Synopsis: Confronted by a restraining order and the threat of a lawsuit, failed journalist Leah Stevens needs to get out of Boston when she runs into an old friend, Emmy Grey who has just left a troubled relationship. Emmy proposes they move to rural Pennsylvania, where Leah can get a teaching position and both women can start again. But their new start is threatened when a woman with an eerie resemblance to Leah is assaulted by the lake, and Emmy disappears days later.
Determined to find Emmy, Leah cooperates with Kyle Donovan, a handsome young police officer on the case. As they investigate her friend’s life for clues, Leah begins to wonder: did she ever really know Emmy at all? With no friends, family or digital footprint, the police begin to suspect that there is no Emmy Grey. Soon Leah’s credibility is at stake, and she is forced to revisit her past: the article that ruined her career. To save herself, Leah must confront the truth about Emmy Grey–and along the way, confront her old demons, find out who she can really trust, and clear her own name.
Everyone in this rural Pennsylvania town has something to hide–including Leah herself. How do you uncover the truth when you are too busy hiding your own?
Megan Miranda’s debut novel All the Missing Girls was one of my favorite psychological suspense novels of last year, so I’ve been eagerly anticipating Perfect Stranger. While this wasn’t a perfect read for me, it was still an enjoyable and quick one.

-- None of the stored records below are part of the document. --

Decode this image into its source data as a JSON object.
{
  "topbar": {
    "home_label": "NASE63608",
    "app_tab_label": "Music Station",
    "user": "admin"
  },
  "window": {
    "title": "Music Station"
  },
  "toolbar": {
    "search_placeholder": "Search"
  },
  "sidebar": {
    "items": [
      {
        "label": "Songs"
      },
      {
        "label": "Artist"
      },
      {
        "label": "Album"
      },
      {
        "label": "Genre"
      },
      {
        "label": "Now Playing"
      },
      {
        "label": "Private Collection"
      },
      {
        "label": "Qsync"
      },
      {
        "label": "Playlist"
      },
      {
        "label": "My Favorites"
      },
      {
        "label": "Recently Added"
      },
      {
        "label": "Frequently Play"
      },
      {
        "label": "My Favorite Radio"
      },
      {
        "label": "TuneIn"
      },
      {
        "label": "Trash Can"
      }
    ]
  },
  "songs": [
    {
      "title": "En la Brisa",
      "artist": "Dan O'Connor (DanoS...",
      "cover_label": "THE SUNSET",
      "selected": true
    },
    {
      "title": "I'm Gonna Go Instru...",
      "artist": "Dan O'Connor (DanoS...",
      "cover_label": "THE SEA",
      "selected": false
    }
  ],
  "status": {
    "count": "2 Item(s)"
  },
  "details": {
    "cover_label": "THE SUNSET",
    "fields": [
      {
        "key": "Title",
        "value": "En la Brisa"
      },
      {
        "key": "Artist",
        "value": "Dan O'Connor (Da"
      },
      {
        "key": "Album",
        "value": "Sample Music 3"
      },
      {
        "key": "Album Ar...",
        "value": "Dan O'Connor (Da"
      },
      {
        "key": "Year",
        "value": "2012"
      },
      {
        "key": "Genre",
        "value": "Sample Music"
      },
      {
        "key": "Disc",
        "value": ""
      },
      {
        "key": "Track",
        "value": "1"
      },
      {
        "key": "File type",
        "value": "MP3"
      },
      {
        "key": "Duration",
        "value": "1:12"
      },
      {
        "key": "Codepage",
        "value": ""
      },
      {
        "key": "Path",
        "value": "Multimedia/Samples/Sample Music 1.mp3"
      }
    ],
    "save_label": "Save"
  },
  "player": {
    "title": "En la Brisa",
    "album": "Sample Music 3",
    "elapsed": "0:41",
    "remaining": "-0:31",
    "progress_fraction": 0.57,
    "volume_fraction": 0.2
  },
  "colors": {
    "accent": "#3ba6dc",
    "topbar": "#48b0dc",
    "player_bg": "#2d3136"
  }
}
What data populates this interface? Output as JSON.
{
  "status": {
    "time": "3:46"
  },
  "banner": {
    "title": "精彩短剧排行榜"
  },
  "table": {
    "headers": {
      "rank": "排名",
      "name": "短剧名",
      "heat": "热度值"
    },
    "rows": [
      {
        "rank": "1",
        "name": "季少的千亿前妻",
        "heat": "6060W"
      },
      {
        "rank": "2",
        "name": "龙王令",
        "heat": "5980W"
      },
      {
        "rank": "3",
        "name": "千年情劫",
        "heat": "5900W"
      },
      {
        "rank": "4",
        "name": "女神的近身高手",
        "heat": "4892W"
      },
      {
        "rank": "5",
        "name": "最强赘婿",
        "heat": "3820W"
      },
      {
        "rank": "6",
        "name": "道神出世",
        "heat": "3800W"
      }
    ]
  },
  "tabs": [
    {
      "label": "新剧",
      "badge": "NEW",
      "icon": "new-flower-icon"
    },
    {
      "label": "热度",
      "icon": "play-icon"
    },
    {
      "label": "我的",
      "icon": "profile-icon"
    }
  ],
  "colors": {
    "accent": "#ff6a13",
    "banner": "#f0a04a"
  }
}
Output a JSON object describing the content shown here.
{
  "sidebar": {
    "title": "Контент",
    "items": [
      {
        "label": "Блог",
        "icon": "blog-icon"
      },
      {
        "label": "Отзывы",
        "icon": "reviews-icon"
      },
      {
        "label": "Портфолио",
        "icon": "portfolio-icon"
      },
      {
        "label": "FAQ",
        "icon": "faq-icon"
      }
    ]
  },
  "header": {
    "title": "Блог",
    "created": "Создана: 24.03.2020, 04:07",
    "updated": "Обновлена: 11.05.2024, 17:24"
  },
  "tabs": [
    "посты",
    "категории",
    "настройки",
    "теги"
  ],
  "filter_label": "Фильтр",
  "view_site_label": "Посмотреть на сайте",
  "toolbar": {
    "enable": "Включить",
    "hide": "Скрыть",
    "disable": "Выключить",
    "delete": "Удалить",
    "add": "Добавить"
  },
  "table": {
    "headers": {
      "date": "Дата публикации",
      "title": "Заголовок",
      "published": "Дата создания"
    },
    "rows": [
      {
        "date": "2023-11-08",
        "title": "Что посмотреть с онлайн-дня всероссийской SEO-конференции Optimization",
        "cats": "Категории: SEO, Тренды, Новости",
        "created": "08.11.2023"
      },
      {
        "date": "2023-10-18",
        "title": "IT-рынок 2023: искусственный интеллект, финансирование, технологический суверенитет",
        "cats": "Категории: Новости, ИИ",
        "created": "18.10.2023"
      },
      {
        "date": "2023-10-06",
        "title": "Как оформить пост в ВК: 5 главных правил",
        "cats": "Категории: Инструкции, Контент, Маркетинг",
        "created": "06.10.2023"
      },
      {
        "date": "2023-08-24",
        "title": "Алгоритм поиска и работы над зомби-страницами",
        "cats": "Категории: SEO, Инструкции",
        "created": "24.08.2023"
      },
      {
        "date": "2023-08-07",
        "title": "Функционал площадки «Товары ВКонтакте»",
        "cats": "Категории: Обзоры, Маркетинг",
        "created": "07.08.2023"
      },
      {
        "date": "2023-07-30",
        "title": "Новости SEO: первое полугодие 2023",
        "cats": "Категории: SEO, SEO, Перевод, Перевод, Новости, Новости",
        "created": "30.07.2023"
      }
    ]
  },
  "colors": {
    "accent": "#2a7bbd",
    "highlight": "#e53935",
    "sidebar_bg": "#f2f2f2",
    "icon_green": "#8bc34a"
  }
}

After finishing this second book, it’s obvious that Megan Miranda’s writing style is beautiful. Every word, every detail, is just perfectly placed, which makes the narrative flow so smoothly. When you combine this with the story’s fast pace, and suspenseful plot, it makes for a real page-turner that makes it difficult to put down.
I have to be honest and say I had a difficult time connecting with any of the characters, including Leah. She made some extremely questionable decisions through the story, that me suspicious of her motives. I also thought the secondary characters could have been fleshed out a little more.

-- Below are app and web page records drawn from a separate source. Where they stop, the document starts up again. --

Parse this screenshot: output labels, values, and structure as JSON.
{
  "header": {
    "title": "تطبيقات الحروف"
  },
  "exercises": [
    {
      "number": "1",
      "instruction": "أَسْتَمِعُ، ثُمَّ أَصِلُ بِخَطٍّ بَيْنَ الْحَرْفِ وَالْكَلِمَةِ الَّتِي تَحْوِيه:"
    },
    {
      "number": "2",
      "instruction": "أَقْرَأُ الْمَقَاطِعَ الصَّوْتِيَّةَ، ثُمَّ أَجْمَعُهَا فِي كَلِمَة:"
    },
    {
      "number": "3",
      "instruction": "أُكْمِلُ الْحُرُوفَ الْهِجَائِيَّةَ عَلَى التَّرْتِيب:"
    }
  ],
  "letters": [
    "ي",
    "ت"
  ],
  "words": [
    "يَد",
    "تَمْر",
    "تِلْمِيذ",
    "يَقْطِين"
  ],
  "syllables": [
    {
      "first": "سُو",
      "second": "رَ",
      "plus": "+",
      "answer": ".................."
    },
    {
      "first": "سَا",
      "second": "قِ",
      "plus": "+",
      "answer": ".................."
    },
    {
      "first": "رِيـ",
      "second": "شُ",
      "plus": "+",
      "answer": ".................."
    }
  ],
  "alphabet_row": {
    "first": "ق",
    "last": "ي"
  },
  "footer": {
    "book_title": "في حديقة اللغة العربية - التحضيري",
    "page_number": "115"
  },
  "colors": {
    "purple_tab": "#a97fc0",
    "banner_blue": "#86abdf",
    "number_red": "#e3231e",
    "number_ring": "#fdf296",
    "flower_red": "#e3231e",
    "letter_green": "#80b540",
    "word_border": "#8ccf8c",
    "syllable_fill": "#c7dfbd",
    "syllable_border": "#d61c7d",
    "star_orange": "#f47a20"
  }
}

As I previously said, the plot is suspenseful and filled with interesting developments which ratcheted up the tension. But, after all the build up, I confess I was a little disappointed in the ending which I thought was okay, but somewhat anticlimactic.
I admit I went into Perfect Stranger with high expectations, perhaps exceedingly so. I always do my best to judge the books I read on their own merit no matter how I’ve felt about an author’s previous works. Sometimes that’s more difficult than others and that was the case for me with this novel. Overall, I thought this was a good, solid psychological suspense story, and there’s a part of me that’s wondering if I would have enjoyed it even more if I hadn’t loved the first book so much. Whatever the case, I have absolutely no no qualms over recommending this to anyone who loves this genre, and I’m looking forward to Miranda’s next novel.